There’s that moment in nearly every modern horror movie: A character wakes up from an uneasy sleep, goes into the bathroom for that always helpful splash of cold water to the face, only to open their eyes and see a hideous monster reflected in the mirror right behind them. Usually, that’s when they wake up and realize it was all a bad dream.
That metaphor seems particularly apt when talking about many retail brands’ social media management, because for many CMOs and brand managers that’s the monster in the mirror staring back at them and giving them many a sleepless night.
Think that’s hyperbole? We recently polled 60 top global brand managers and asked what keeps them up at night about their social media strategy. The top three concerns were: A lack of resources vs. the size of the challenge; containing and engaging with consumer content; and having too many channels to manage.
It’s a tough world to navigate, even for the biggest brands. With many possessing a disorganized social media strategy at a time when online communication has never been more paramount, it’s crucial for retail brands to synchronize and manage their global social media presence and lines of communication.
But there is some good news: There is a positive way forward if you put the right structure and support in place. It might feel like a wall to climb but there are ways you can simplify even the most complex social media environment.
Create Calm from Chaos
First, before you do anything, take a breath, step back and look at the landscape. Are you where you want to be with your brand’s social media? Ask yourself: What are my business objectives and how are they linked to my social media strategy? What are the barriers you have in achieving your goals?
From there, create a solid plan for every bit of your social media including content, social customer service, moderation, brand voice, etc. The key question you need to always be asking yourself: What do I want to happen, and more importantly what do our customers want to happen?
Create a Winning Structure
Now that you’re armed with a strategy that takes into consideration your creative direction, tone of voice, brand guidelines and standards for engagement and reporting, take time to delegate the implementation of the strategy, localization, engagement, quality assurance and data analysis and insights.
Governance guidelines (particularly important if you are marketing to young people, or working within regulated industries such as alcohol or financial services). These should include practical examples and illustrations of what is, and what isn’t acceptable.
Let Your People Do Their Thing
All great social media programs are run by amazing people, supported by the best tools.

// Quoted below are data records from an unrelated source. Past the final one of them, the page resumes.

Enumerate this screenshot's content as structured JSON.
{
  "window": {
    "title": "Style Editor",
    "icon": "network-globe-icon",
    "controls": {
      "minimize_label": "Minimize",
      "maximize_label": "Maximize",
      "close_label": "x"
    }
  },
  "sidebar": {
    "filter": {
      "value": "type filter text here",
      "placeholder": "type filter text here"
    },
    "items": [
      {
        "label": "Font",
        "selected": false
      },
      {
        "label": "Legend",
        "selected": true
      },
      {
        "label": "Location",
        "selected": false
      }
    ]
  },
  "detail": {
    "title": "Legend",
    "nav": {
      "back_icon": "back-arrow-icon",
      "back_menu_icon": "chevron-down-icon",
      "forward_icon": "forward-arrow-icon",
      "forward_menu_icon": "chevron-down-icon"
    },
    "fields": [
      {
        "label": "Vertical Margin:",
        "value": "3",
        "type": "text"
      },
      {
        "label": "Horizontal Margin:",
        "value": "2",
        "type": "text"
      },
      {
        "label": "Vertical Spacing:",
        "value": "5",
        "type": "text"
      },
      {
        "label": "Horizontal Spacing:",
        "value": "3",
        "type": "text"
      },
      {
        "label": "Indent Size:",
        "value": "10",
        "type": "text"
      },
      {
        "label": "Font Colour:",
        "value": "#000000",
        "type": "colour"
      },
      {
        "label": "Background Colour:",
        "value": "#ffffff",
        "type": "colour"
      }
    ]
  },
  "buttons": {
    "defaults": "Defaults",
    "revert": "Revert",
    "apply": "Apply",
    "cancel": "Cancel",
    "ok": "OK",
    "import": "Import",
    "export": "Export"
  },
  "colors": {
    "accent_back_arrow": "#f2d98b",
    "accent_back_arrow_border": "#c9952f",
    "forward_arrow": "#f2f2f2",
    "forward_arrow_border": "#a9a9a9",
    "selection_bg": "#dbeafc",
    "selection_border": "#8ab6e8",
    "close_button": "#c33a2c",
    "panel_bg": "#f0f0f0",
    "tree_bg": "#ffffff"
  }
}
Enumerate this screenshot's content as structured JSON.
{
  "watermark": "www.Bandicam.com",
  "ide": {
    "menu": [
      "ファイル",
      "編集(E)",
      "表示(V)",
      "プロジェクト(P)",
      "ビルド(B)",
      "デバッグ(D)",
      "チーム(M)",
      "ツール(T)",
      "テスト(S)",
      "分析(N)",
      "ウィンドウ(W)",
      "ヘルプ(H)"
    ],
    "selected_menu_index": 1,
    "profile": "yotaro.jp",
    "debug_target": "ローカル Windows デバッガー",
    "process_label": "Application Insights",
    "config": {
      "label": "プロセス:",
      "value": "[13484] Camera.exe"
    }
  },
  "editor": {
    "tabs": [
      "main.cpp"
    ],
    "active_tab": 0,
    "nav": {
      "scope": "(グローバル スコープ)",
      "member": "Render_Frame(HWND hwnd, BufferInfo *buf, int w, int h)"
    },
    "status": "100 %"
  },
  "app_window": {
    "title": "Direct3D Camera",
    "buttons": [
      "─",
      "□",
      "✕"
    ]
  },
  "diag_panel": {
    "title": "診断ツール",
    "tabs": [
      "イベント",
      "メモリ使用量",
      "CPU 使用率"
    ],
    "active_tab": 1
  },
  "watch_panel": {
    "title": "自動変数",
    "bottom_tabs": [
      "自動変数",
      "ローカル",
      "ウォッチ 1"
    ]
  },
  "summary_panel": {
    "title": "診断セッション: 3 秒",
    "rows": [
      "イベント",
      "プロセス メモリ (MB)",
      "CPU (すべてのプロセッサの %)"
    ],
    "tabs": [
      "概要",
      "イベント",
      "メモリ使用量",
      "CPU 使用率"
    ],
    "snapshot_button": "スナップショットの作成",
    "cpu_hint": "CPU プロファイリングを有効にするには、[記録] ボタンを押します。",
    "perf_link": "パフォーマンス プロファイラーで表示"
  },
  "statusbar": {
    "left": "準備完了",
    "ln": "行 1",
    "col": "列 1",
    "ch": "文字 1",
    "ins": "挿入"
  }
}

Social listening tools will serve you data on what people are saying about you online. But the data only goes so far. To make it actionable, you need deep insight created
by human intelligence. That means having the best people, in all the right locations, who really understand the brand’s values and voice.
If social media is to work, the content needs to be compelling and creative, and that means empowering your team to shake it up regularly and balance different types of content. You need to stay on top of all the latest thinking on content types preferred by each channel, and by each audience and/or demographic group. Paid media can be helpful to ensure your content is reaching the right audiences, particularly if you’re geo-marketing or targeting hyper-local audiences.
Finally, don’t wait till the monthly review meeting to measure what’s going well. All great social media strategies need to be tweaked constantly based on live data and insights.
Social media may seem like something scary lurking in the mirror behind you, keeping you up at night, but it doesn’t have to be. Rethinking your strategy and goals and empowering your team to make decisions within them will no doubt go a long way toward turning your horror show social media strategy into a superhero one.
Ashley Cooksley is Managing Director, North America/Chief Client Officer for The Social Element